As It Happens

'I felt helpless': Flint residents sent foreclosure warnings for unpaid water bills

Many people in Flint Michigan still don't trust their tap water. But the city says it's safe to drink with a filter and is now threatening foreclosure if residents refuse to pay their water bills.
Flint resident Juliano Spivey, 15, waves an American flag on April 25, 2017, as he joins in protest on the three-year anniversary of the city's water crisis. (Jake May/The Flint Journal-MLive.com/AP)

Read Story Transcript

It's been more than two years since Melissa Mays last consumed the tap water in Flint, Mich., but that hasn't stopped the city from charging her for it.

Mays and thousands of other residents have received notices warning them their houses could be foreclosed on if they don't pay their outstanding water bills. 

Flint resident Melissa Mays stands with her three boys while speaking to the media after attending a House oversight and government reform committee hearing on the Flint, Mich., water crisis. (Mark Wilson/Getty Images)

Many Flint residents say there are still high levels of lead and other contaminants coming out of their taps.

Mays spoke with As It Happens host Carol Off about why she feels helpless and still doesn't trust the city's claim that the water is safe to drink. Here is part of their conversation.

Carol Off: How did you react when you received this water bill from the City of Flint?

Melissa Mays: When I opened it and saw that it was a tax lien, I got scared. I felt helpless for one of the first times, I believe, since this whole crisis began. Shut offs, that's one thing — but losing our home? We can't do that.

CO: How many people are in this same situation?

MM: Eight thousand. We have 100,000 people in Flint, half of which are renters. So this is a large bulk of the property owners in Flint. 

Flint residents chant in unison with nearly 100 others protesters, demanding answers and solutions to the city's water crisis woes on April 25, 2017, the three-anniversary of the initial water switch. (Jake May/The Flint Journal-MLive.com/AP)

CO: The City of Flint says that lead levels have fallen to safe levels in recent months, especially when you use filters. They say they're only charging residents since it was deemed safe to drink. So what evidence do you have that your water is still contaminated?

MM: We never stopped receiving bills. We received bills this entire time and the water is still not safe. It's below the federal action level. It's below 15 parts per billion, but that's only for the homes that they've tested and during the cold. Everybody knows that when you test in the winter time, all the contaminates are lower.

And again, we're relying on the State of Michigan, the ones who poisoned us and lied about it, and their testing. And that's only for lead.

They're refusing to test for bacteria. We've had to go to outside sources to actually be able to test for all the contaminates in the water. We have a lot of different bacterial outbreaks that they're not even looking at. Until our water tests completely zero for all these different dangerous contaminates it's in no way, shape or form safe.

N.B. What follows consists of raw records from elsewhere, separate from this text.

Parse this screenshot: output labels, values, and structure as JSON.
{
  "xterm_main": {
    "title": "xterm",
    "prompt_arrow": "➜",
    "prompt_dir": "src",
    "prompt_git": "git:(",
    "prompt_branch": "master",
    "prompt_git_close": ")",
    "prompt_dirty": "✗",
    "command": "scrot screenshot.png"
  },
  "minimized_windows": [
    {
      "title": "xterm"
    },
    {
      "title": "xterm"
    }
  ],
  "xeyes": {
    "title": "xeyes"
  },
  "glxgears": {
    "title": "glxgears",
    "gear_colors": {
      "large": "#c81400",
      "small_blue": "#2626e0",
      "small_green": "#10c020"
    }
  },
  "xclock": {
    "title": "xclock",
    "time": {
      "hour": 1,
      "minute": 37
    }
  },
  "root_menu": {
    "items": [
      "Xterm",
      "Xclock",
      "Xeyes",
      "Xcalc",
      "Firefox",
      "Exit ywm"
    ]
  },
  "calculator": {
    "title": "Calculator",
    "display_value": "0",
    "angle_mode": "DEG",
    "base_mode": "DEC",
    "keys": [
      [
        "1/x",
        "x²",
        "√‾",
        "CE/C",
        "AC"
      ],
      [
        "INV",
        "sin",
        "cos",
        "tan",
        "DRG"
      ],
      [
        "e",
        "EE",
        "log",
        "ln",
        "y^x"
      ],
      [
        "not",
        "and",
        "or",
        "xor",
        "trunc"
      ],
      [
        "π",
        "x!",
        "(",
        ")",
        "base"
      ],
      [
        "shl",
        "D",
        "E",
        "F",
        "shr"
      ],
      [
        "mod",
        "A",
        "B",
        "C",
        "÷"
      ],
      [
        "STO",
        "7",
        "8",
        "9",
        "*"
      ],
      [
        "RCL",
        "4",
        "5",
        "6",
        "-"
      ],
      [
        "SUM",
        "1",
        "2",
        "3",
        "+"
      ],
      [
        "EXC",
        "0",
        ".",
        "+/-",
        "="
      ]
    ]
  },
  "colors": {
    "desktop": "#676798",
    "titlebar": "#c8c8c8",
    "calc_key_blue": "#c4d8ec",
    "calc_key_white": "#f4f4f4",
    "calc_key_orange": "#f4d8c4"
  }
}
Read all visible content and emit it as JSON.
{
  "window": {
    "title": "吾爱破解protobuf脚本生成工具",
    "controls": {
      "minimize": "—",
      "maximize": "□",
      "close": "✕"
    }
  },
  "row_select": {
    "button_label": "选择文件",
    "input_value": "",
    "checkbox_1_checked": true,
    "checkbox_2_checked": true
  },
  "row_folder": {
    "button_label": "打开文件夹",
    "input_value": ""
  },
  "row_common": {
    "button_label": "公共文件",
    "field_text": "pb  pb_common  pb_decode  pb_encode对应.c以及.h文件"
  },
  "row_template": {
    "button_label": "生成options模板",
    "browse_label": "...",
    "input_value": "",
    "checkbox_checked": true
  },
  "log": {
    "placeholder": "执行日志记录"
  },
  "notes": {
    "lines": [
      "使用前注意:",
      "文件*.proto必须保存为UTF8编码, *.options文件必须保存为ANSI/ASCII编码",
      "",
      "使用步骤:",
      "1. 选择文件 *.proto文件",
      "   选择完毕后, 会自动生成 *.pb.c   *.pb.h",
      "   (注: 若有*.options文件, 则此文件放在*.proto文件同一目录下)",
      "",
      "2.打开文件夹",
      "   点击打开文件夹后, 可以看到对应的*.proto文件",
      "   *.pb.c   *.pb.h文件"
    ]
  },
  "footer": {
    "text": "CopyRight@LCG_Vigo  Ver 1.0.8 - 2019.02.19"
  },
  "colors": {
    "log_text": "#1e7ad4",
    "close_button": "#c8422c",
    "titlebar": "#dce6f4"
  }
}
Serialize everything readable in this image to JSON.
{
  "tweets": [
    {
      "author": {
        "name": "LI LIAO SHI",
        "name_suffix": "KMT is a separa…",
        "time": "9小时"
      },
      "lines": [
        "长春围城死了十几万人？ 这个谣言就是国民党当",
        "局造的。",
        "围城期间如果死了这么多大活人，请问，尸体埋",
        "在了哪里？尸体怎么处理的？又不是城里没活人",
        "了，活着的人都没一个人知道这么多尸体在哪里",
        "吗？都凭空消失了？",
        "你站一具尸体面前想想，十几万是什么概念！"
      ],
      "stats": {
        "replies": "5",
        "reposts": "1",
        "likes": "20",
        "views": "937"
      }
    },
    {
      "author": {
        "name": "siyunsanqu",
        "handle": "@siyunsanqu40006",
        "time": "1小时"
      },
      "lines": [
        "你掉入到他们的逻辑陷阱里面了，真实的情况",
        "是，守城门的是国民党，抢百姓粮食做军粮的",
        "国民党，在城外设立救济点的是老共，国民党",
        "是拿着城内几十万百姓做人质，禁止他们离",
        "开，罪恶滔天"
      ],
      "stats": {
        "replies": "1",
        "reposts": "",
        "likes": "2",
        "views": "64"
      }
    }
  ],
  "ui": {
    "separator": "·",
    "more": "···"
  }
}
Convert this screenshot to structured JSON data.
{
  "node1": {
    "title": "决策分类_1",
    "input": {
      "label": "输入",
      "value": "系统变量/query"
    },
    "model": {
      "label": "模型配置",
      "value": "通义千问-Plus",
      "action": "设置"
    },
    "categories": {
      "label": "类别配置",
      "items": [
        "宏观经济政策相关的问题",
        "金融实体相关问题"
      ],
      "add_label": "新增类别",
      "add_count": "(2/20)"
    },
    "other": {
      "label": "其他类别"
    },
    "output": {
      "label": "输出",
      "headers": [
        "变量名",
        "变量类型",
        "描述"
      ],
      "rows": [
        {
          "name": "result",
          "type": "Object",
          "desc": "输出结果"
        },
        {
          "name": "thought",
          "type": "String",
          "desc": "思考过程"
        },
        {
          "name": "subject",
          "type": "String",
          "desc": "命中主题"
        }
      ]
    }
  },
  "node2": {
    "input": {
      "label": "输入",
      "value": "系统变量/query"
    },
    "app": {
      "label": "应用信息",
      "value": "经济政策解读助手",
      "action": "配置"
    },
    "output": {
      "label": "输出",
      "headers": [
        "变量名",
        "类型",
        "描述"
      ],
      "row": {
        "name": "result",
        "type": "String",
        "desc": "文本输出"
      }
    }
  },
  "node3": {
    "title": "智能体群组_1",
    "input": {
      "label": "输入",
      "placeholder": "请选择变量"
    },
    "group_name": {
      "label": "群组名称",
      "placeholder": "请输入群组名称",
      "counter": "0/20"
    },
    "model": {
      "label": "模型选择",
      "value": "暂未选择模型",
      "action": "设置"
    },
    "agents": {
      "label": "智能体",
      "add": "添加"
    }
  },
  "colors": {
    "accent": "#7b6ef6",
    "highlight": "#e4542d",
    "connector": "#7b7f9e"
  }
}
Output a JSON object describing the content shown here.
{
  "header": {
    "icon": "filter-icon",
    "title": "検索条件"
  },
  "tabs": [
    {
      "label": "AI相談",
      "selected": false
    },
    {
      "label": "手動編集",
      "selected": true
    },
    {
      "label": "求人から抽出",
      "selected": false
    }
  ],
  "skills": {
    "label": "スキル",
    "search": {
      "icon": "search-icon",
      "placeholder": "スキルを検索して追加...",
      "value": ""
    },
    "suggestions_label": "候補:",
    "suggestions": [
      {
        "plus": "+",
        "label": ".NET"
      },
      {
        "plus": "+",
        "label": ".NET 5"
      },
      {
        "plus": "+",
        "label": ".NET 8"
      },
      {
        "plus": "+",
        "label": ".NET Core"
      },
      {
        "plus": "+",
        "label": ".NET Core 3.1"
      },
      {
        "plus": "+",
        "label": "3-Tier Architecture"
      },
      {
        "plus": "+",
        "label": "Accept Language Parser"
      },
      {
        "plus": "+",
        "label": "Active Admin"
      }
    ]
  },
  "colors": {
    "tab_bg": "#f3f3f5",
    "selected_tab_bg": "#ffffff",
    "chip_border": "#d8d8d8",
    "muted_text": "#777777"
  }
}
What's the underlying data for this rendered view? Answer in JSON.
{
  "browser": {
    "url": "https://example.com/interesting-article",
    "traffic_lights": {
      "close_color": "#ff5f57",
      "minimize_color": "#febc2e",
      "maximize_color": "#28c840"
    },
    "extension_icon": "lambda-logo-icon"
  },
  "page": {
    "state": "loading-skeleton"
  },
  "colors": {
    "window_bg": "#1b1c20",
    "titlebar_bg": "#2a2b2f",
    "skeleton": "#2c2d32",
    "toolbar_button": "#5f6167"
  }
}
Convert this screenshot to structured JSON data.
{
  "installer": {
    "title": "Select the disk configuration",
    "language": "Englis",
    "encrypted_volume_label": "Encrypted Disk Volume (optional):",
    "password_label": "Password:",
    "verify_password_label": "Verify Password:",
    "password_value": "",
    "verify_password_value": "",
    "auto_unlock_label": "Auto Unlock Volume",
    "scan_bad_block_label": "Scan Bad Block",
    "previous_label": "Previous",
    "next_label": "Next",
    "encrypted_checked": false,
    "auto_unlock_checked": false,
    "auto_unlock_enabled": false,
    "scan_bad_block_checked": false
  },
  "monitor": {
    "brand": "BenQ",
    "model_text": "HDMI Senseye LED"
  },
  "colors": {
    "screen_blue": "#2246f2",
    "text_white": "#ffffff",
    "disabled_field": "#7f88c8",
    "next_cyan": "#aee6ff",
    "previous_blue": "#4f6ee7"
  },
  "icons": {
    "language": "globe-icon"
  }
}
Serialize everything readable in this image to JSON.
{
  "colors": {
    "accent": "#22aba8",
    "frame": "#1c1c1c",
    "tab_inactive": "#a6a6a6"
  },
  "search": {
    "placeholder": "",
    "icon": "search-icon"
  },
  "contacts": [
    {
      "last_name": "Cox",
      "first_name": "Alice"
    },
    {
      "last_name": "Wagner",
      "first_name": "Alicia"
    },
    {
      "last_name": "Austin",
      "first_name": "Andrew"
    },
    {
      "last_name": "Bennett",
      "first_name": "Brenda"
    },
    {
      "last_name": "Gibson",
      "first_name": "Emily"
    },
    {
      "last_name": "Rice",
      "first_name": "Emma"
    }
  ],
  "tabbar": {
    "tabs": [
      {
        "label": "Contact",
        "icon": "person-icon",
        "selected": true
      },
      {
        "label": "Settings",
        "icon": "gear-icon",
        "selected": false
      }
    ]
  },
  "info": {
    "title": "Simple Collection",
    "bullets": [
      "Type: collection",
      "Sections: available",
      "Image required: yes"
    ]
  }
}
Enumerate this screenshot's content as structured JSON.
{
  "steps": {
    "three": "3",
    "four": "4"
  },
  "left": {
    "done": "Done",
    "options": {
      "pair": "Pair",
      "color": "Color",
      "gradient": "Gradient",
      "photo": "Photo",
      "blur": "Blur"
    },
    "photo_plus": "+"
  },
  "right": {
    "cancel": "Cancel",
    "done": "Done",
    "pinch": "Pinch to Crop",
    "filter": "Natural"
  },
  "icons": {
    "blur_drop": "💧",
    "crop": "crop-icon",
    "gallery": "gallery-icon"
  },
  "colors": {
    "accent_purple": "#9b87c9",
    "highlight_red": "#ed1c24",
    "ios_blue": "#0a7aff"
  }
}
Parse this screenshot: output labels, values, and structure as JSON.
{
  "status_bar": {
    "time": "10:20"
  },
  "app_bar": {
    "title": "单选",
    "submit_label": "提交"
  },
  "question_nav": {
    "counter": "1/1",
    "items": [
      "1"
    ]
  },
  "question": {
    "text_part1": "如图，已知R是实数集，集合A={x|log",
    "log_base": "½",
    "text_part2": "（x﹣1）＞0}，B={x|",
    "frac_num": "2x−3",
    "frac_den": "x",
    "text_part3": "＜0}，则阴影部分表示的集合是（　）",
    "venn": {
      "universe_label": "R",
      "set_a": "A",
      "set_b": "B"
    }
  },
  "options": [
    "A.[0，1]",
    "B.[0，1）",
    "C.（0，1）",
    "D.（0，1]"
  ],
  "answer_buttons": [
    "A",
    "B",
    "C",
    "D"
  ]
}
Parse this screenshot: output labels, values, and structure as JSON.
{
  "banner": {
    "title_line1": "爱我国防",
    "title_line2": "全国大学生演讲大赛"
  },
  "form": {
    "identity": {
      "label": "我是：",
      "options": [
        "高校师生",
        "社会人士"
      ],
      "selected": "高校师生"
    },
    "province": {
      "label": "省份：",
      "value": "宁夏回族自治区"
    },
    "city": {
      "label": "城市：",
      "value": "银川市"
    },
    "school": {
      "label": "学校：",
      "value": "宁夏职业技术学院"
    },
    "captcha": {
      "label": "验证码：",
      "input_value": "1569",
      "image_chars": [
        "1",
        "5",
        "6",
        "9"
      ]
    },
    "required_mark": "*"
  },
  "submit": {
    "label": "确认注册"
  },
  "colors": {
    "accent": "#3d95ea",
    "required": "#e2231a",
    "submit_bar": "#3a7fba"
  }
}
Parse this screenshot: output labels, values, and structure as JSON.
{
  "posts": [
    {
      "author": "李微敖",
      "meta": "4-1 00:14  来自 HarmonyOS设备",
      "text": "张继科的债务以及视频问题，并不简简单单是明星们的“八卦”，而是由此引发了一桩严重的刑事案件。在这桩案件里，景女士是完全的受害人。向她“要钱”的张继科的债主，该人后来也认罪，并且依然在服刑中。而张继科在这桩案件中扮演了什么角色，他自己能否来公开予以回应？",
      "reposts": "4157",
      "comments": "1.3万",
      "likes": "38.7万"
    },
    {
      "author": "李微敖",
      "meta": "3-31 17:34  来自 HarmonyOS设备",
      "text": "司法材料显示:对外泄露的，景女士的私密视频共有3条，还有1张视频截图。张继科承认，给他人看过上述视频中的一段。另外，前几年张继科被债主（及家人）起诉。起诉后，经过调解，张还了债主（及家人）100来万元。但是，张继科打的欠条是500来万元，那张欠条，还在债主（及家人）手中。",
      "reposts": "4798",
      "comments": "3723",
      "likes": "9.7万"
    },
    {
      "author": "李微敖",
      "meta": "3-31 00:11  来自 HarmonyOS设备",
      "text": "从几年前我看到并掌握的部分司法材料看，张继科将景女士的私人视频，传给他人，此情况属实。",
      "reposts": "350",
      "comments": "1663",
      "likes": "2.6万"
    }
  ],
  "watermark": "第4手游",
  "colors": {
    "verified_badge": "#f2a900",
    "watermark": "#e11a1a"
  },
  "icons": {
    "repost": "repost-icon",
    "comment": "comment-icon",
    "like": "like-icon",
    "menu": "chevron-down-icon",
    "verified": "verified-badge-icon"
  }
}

Again, we still cannot drink the water without a filter. You turn around and look at that and the Wayne State Universty study proved that the filters, the tap filters, actually grow bacteria. So there are people that almost died from dysentery over the summer because of the bacterial outbreak. 
Flint resident Melissa Mays, standing at right, alongside more than 100 other people, listens to officials attempt to answer residents' questions about the water crisis at a town hall meeting. (Jake May/The Flint Journal-MLive.com/AP)

CO: How is this affecting you emotionally?

MM: This is the first time I felt helpless because every time we've gotten a letter, I'm a fixer. I'm like, you know what? We'll fix it. We'll find a way to fight it. We'll stand up. That's what we do here. Flint is made up of fighters and that's why we've gotten as far as we have.

However, this time was the first time I was told there are no options. There's nothing else that can be done — you have to do this or else. It's the first time I felt helpless and like I'm failing my children. I can't lose our home so we're going to have to do what we have to do and so are the other 8,000 residents because they are only giving us a couple of weeks.

I don't want my city to go under. I don't want it to go bankrupt. But on the other hand, it shouldn't fall on the backs of the victims — the people who are suffering, who are depressed, who are physically harmed by this — to pay for those mistakes.

I mean, life isn't fair but why are you still punishing the victims for something we had no say in? It's just incredulous. You just sit here and shake your head going: "How do I explain this to my kids?" How do you instill hope that things are going to get better one day, when every single day seems to be getting worse?

This interview has been edited for length and clarity. For more on this story listen to our full interview with Melissa Mays.

Comments

To encourage thoughtful and respectful conversations, first and last names will appear with each submission to CBC/Radio-Canada's online communities (except in children and youth-oriented communities). Pseudonyms will no longer be permitted.

By submitting a comment, you accept that CBC has the right to reproduce and publish that comment in whole or in part, in any manner CBC chooses. Please note that CBC does not endorse the opinions expressed in comments. Comments on this story are moderated according to our Submission Guidelines. Comments are welcome while open. We reserve the right to close comments at any time.